**Exercise brief**
Look over the entries that follow and work out how many lines contain "templates". State the number only.

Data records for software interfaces
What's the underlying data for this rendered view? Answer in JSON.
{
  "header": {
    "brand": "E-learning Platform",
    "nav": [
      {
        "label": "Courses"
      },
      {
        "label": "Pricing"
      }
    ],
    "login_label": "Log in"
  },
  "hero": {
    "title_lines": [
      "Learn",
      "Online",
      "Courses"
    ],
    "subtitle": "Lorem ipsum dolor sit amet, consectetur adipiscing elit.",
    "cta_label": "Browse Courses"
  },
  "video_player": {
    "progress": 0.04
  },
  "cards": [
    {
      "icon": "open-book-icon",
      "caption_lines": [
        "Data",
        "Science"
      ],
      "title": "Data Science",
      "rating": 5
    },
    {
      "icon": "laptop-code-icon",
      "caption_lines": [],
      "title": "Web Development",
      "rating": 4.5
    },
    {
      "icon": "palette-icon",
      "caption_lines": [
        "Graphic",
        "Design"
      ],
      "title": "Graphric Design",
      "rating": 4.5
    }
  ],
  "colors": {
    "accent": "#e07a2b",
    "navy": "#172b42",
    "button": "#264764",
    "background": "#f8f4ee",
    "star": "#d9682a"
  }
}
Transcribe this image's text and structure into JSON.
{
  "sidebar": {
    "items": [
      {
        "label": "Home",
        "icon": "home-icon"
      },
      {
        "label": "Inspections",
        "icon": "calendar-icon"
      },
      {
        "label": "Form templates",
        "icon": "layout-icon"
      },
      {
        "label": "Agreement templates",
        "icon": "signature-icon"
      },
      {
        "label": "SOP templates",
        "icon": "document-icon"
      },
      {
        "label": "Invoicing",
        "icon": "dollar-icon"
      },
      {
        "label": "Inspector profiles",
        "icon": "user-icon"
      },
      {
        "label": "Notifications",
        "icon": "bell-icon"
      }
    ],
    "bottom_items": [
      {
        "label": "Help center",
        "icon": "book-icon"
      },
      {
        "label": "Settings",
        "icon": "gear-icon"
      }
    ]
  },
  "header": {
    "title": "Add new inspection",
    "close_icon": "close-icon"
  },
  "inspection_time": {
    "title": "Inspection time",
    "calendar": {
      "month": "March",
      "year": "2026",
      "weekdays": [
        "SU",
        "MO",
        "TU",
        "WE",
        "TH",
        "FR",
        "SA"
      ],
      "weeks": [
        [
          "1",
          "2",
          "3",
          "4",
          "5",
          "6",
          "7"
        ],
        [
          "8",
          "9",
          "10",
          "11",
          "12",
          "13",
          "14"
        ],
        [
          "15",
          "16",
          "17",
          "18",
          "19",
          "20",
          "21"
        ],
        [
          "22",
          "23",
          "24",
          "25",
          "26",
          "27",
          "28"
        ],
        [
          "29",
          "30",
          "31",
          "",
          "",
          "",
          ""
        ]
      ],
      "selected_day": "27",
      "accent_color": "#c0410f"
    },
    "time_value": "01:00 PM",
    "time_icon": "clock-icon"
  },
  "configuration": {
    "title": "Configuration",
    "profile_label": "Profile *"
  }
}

**Written answer**
3